After the roasted turkey has been removed from the pan, remove the rack and place the roasting pan with drippings over 2 burners and turn heat to medium-high. Add broth and bring to a simmer, scraping up the browned bits off the bottom of the pan.
Pour the contents through a fine-mesh strainer set over a large bowl. Using a large flat spoon, skim off and discard the layer of fat that floats to the surface, or pour the liquid into a fat separator and pour off the liquid, leaving the grease behind.
Transfer the liquid to a saucepan, place over medium-high heat, and simmer briskly. In a small bowl, add some of the liquid and the cornstarch and whisk together to make a slurry. Gradually whisk the slurry into the simmering liquid, then cook until the gravy thickens, about 5 minutes. Season to taste with salt and pepper.

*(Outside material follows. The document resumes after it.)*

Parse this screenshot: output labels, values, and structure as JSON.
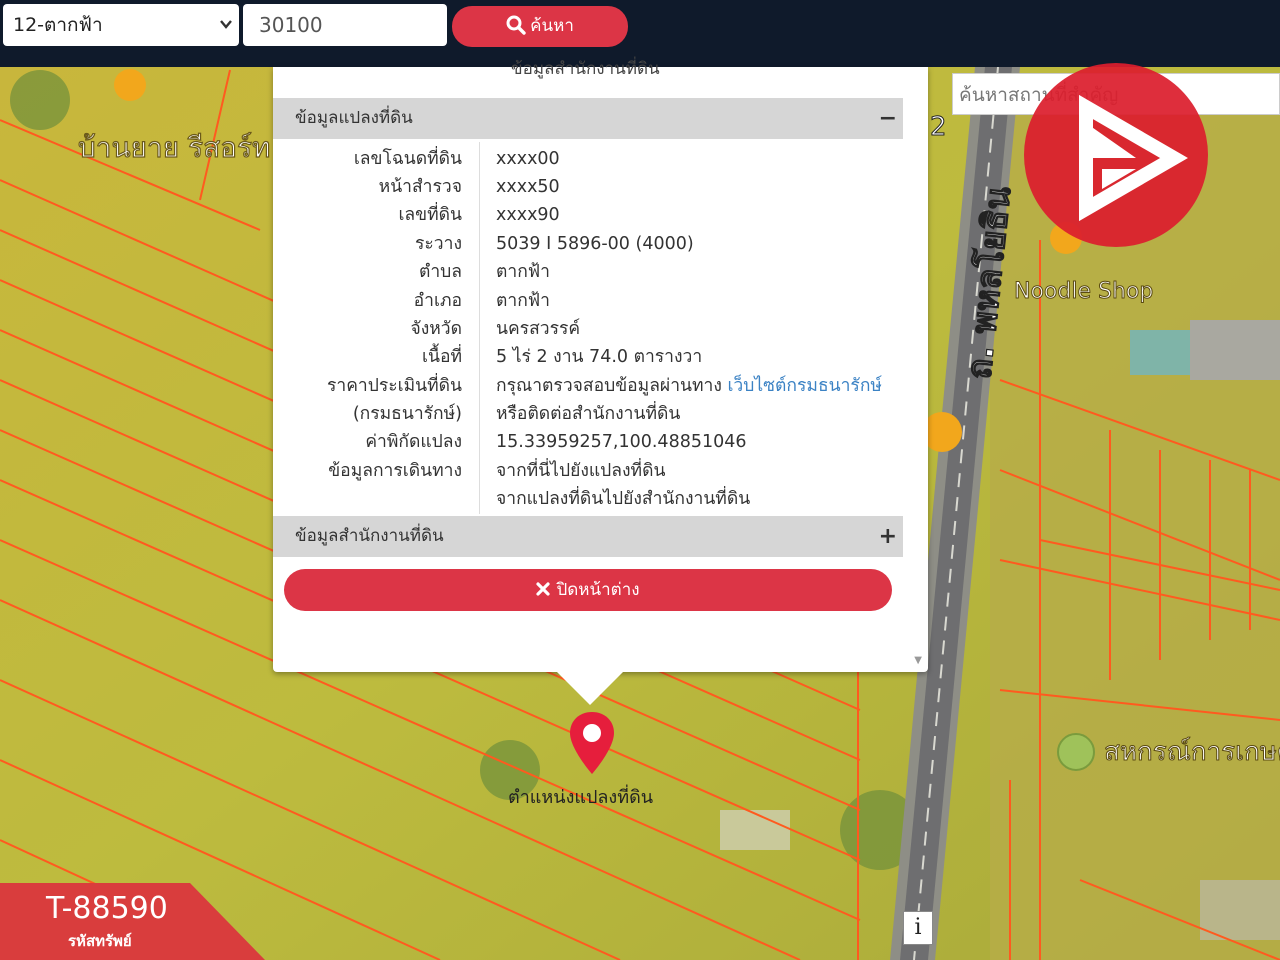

Pan drippings: If you don't have pan drippings from a freshly roasted bird, substitute 6 tablespoons butter.
Chicken broth: Homemade chicken broth, or turkey broth, if you're one step ahead of things. If you like, you can simmer the neck and gizzards in water while the turkey roasts to make a quick version of turkey broth (discard the liver). Store-bought works, too.

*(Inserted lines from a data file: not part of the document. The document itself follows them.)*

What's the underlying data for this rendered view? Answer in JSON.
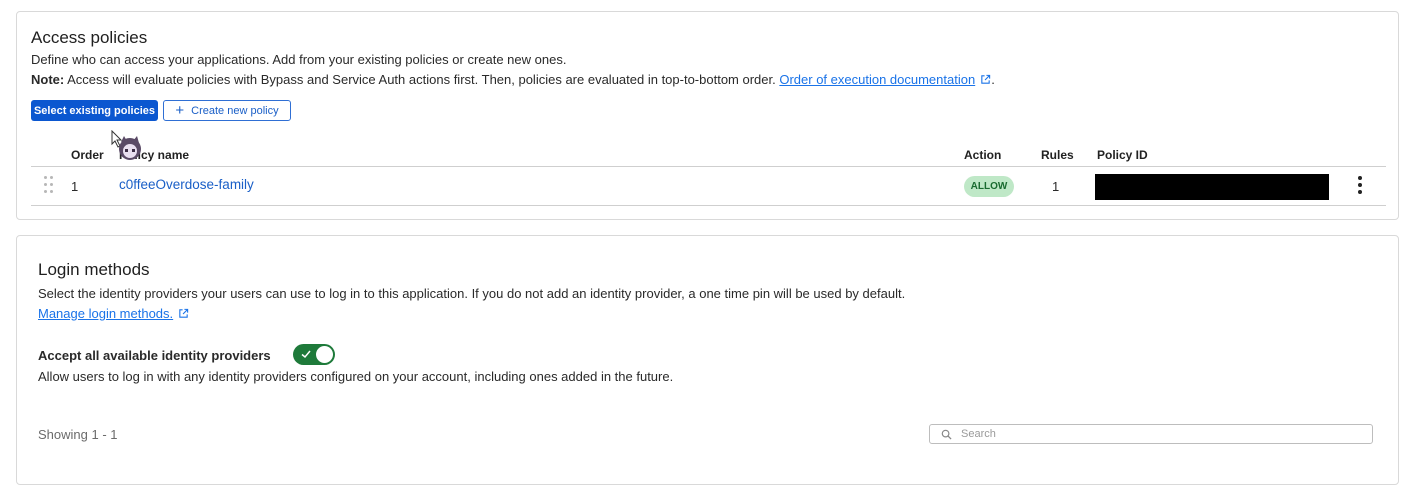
{
  "access_policies": {
    "title": "Access policies",
    "description": "Define who can access your applications. Add from your existing policies or create new ones.",
    "note_label": "Note:",
    "note_text": " Access will evaluate policies with Bypass and Service Auth actions first. Then, policies are evaluated in top-to-bottom order.",
    "note_link": "Order of execution documentation",
    "note_end": ".",
    "select_button": "Select existing policies",
    "create_button": "Create new policy",
    "columns": {
      "order": "Order",
      "policy_name": "Policy name",
      "action": "Action",
      "rules": "Rules",
      "policy_id": "Policy ID"
    },
    "rows": [
      {
        "order": "1",
        "name": "c0ffeeOverdose-family",
        "action": "ALLOW",
        "rules": "1"
      }
    ]
  },
  "login_methods": {
    "title": "Login methods",
    "description": "Select the identity providers your users can use to log in to this application. If you do not add an identity provider, a one time pin will be used by default.",
    "manage_link": "Manage login methods.",
    "accept_label": "Accept all available identity providers",
    "accept_enabled": true,
    "accept_description": "Allow users to log in with any identity providers configured on your account, including ones added in the future.",
    "showing": "Showing 1 - 1",
    "search_placeholder": "Search"
  },
  "colors": {
    "primary": "#0b57d0",
    "link": "#1a5fc7",
    "allow_badge_bg": "#bfe8c7",
    "toggle_on": "#1e7a3a"
  },
  "icons": [
    "external-link-icon",
    "plus-icon",
    "drag-handle-icon",
    "kebab-menu-icon",
    "check-icon",
    "search-icon"
  ]
}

Cornstarch: My trick for making an easy gravy that's also gluten-free.
Yield: This recipes makes about 6 cups gravy, enough for twelve (1/2-cup) servings.
Storage: Store leftovers covered in the refrigerator for up to 4 days.
Browned bits = flavor: Make sure you get every last bit of the "fond," the culinary term for the browned bits that cling to the pan after roasting.
Make the slurry: Don't skip the slurry . If you add dry cornstarch to hot liquid, it will clump.
Flour: To substitute flour for the cornstarch, remove most of the fat from the roasting pan. Add the flour and cook, mixing with the drippings, until the raw flour smell disappears. Add the broth and scrape the bottom of the pan. No need to strain off the extra fat; just pour the gravy into a saucepan and continue with the recipe.
White wine: For a splash of acidity in the gravy, add a little bit of white wine.
Fresh herbs: Flavor the gravy with a sprig or two of fresh minced thyme, rosemary, sage, oregano, or marjoram. Add with the broth in step 2.
Chicken gravy: For chicken gravy, substitute pan drippings from a roasted chicken.
Let the meat rest: Making gravy is the perfect thing to do while the turkey rests before carving. Keep it warm, and by the time the gravy is done, you'll be ready to carve it up.